Schulman’s next Hidden City project was at the First Troop Armory, a cavernous space that once stored tanks, ammunition, and arms. Taking inspiration from its past, the site hosted a collaboration of dance choreography and choir music based on a military theme. Schulman hung lighting off the truss that held up the roof and put a few units on the ground. The audience sat in folding chairs and moved around the space as the piece progressed.
Schulman’s last Hidden City site was the Metropolitan Opera House (the Met). As part of the festival, this neglected jewel for grand performances hosted “Revival,” a performance that brought together original music and dance. “When the Met was first built, it sat 4,000,” Schulman explained. “Being in the building felt like being on the Titanic. The piece itself took place on the old upper balconies of the theater. Almost all of the lighting had to come from the floor because there was nowhere safe to rig to. We had to bring in everything.”

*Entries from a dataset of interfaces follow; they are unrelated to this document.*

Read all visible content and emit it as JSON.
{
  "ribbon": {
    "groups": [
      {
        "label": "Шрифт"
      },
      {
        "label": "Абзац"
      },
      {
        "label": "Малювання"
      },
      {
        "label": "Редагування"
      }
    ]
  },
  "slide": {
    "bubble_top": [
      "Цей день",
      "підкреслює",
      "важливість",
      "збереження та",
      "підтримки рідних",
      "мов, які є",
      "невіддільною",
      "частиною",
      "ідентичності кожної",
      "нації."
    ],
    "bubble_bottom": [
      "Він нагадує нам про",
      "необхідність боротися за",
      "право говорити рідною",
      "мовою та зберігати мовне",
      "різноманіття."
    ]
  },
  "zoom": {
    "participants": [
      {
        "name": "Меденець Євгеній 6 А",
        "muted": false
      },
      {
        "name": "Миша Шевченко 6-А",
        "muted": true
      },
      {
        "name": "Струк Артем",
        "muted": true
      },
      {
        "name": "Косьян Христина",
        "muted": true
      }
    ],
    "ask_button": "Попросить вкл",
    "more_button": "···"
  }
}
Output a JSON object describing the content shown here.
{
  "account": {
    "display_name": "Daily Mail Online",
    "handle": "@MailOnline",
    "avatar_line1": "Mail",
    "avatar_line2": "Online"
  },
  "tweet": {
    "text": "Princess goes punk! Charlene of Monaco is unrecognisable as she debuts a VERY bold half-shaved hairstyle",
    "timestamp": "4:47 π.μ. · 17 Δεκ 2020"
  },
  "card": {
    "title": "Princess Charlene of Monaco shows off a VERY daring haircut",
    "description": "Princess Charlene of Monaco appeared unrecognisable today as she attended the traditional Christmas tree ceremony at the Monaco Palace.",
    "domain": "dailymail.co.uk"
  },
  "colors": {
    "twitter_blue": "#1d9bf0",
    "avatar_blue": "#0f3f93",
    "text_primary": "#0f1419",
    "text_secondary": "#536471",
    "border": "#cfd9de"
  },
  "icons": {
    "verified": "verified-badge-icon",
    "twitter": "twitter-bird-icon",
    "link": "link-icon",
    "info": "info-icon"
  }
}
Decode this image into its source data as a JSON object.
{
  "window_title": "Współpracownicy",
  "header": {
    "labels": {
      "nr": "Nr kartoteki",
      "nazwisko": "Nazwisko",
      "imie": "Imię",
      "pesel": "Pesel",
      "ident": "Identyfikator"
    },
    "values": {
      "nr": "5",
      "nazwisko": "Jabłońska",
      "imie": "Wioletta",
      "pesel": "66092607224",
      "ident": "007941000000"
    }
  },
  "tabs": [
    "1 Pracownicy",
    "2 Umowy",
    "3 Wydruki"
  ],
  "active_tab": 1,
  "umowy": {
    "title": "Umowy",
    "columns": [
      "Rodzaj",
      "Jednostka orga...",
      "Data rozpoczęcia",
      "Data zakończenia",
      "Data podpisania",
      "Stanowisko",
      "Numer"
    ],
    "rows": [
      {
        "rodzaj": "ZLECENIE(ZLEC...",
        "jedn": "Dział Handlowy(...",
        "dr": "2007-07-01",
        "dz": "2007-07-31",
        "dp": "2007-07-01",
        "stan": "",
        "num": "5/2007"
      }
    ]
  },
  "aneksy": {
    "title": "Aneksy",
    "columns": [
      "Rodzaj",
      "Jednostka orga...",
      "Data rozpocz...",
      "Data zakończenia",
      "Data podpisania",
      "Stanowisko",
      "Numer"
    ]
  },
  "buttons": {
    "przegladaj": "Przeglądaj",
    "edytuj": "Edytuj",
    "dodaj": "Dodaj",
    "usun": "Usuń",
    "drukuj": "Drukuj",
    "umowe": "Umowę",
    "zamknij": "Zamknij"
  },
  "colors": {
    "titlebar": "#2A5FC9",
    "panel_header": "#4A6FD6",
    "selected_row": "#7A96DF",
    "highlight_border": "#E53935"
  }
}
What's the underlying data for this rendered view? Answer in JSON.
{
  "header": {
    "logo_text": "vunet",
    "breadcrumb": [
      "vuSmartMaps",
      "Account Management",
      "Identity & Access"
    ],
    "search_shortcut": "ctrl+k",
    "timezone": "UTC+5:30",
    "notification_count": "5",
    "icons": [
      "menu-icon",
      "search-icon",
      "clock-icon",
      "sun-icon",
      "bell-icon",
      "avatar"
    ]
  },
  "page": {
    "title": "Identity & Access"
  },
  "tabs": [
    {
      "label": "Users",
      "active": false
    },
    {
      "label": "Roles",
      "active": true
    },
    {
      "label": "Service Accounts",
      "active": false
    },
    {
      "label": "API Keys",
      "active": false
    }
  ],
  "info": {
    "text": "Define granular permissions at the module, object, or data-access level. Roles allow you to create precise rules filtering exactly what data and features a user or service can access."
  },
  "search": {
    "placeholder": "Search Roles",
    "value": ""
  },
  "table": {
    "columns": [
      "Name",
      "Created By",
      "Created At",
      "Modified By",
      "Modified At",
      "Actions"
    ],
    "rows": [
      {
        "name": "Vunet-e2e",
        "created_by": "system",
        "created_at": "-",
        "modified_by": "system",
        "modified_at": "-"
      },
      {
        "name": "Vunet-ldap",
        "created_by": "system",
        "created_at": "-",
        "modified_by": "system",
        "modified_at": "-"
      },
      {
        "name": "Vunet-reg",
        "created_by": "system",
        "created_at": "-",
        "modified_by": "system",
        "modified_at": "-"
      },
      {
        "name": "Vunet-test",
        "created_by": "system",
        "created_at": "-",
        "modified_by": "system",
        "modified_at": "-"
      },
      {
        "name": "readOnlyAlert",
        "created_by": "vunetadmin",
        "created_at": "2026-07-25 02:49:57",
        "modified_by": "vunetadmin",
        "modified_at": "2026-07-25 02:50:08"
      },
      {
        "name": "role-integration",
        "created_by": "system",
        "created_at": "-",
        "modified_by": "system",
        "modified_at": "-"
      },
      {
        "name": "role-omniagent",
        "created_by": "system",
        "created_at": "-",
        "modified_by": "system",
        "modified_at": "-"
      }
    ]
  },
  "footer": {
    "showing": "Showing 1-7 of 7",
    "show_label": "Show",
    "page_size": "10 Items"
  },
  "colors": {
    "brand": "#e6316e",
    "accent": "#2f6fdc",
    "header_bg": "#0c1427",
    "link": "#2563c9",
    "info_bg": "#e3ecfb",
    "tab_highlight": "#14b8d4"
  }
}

He overcame such challenges and the lack of real building plans with his design software. “With the three large venues, I measured the spaces and made plans in Vectorworks Spotlight, using the data exchange tool Lightwright® to track where the inventory of lights was going as we had to hop-scotch lighting from venue to venue.” This process worked because lighting instruments and parameters specified in Spotlight can be sent to Lightwright automatically to help users like Schulman better manage his professional lighting design documents. “Updates occur seamlessly and simultaneously in both applications for smooth synchronization,” he said.
Light: The Glue That Binds
As an award-winning lighting designer, Schulman has left his mark on the city of Philadelphia because he knows how to bind the various visual elements of a production with light as the proverbial glue. “Light in the theater creates the plasticity of form, whether for a staged show, dance or musical production, or installations like PIFA’s time travel exhibit. So when lighting a show, we must ask ourselves, ‘Does this help tell the story? Can we still see the forest for the trees?’”
It is reassuring to know that this problem solver will continue to carve out magical spaces to light, wherever his next job takes him.